Carrots, turnips, beets and parsnips all have the ability to regrow nutrient-rich green tops. You won’t get a new root vegetable from this group, but the tops will continue to grow for you! With a couple inches of the vegetable still attached, simply place it in a small container (cut side down), fill it with a little water and set it on the counter or windowsill. Refresh water every couple of days. Once the green tops start to grow, you’ll have a continuous supply of greens for soups and salads or even more gourmet recipes, including carrot top pesto or a beet-and-carrot-top smoothie.

Root vegetables

Homegrown Potatoes in Dirt |

White and sweet potatoes can also be saved. When an eye forms, simply cut off an inch of the potato underneath it and place it flat in a small container with water (do not submerge). When roots start to form, bury it in a dirt-filled pot. Like the previous group, leafy greens will grow – but instead of snacking on these greens, you’ll give them time grow entirely new potatoes! Patience is key. But eventually you can use these spuds in a variety of dishes from buttery lemon-dill potatoes to mashed potatoes and more.

Leafy green vegetables

Homegrown Celery on Kitchen Table |

Lettuce, bok choy, celery, leeks and cabbage are fun to regrow. Mostly because these veggies are good options for those of us who enjoy (almost) instant gratification. With this group, leave the stems with a couple inches of the vegetable intact. Transfer veggie to container with some water. In a few days (or less), your green vegetables will show regrowth. When roots appear, transfer to a soil-filled pot.
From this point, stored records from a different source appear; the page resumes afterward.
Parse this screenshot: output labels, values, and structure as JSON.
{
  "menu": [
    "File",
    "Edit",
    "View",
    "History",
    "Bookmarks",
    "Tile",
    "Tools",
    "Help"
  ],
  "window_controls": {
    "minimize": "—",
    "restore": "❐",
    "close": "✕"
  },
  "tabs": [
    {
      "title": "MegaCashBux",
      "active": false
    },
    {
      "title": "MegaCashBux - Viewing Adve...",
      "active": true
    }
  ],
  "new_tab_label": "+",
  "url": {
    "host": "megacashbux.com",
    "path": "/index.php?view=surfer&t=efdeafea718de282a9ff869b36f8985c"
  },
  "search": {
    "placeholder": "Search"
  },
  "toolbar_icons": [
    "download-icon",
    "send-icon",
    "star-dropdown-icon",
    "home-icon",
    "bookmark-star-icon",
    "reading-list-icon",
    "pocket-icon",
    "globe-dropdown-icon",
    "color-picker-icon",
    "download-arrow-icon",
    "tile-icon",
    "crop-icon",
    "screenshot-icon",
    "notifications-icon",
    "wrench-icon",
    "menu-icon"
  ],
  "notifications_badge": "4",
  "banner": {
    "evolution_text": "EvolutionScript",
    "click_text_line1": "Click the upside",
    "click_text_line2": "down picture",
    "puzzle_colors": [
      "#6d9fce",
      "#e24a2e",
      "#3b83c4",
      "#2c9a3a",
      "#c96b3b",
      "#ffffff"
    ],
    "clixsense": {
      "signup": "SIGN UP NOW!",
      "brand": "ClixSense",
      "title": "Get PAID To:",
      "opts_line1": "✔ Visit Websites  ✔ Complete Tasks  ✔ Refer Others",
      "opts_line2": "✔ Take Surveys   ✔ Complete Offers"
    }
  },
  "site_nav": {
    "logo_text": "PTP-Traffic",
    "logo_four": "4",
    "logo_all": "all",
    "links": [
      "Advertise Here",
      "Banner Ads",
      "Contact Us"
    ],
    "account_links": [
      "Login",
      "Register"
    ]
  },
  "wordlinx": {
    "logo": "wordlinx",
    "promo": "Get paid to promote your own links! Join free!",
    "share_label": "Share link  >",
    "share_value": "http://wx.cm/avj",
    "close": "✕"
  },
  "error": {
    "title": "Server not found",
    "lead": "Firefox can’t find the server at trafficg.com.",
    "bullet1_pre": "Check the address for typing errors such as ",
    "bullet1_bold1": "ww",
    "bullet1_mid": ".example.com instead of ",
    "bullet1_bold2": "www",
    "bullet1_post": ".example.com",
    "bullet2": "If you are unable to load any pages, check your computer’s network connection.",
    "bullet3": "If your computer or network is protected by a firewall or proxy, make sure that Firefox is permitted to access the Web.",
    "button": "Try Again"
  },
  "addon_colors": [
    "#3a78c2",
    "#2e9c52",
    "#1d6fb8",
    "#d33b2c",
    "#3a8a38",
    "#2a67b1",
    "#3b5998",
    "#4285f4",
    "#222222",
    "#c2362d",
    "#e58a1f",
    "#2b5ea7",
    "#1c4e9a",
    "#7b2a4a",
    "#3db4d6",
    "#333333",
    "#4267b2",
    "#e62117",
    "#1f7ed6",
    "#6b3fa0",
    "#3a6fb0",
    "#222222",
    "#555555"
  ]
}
Fruiting vegetables

Homegrown Peppers Sprouting on Counter From Seeds |

Instead of tossing pepper seeds, use them to grow more. Same for tomatoes. Using store-bought produce to create homegrown produce will eventually result in less frequent trips to the grocery store, which means you’ll be saving mucho dinero on organic fruits and veggies.

Since they’re being grown from seeds, these veggies will take the longest to produce. But the end result is definitely worth the wait. After cutting into a tomato or pepper, scoop out the seeds and dry them out on a paper towel for a day. Once dried, transfer seeds to a small soil-filled pot and gently mist with water. Depending on the amount of sunlight, temperature and moisture conditions, you’ll start to see sprouts within 1-3 weeks. These can also be potted and kept indoors, so you don’t need a large space to grow these veggies.

Bulb vegetables

Homegrown Garlic on Counter |

Onions and garlic gives savory dishes the flavorful kick we all seem to love. Whether you have a sprouting garlic clove or the chopped off end of a red onion, you can grow more of these items in the comfort of your own kitchen. Simply place them root-side-down in a bit of water. Once the roots begin to grow, plant them in a pot with some soil. These will take a little while to regrow. But unlike potatoes, you can actually cook with the sprouting greens. Onion and garlic sprouts have a similar flavor to the bulbs, just milder. Use chopped green onion tops to garnish soup, make salad dressings, season homegrown root vegetables and more.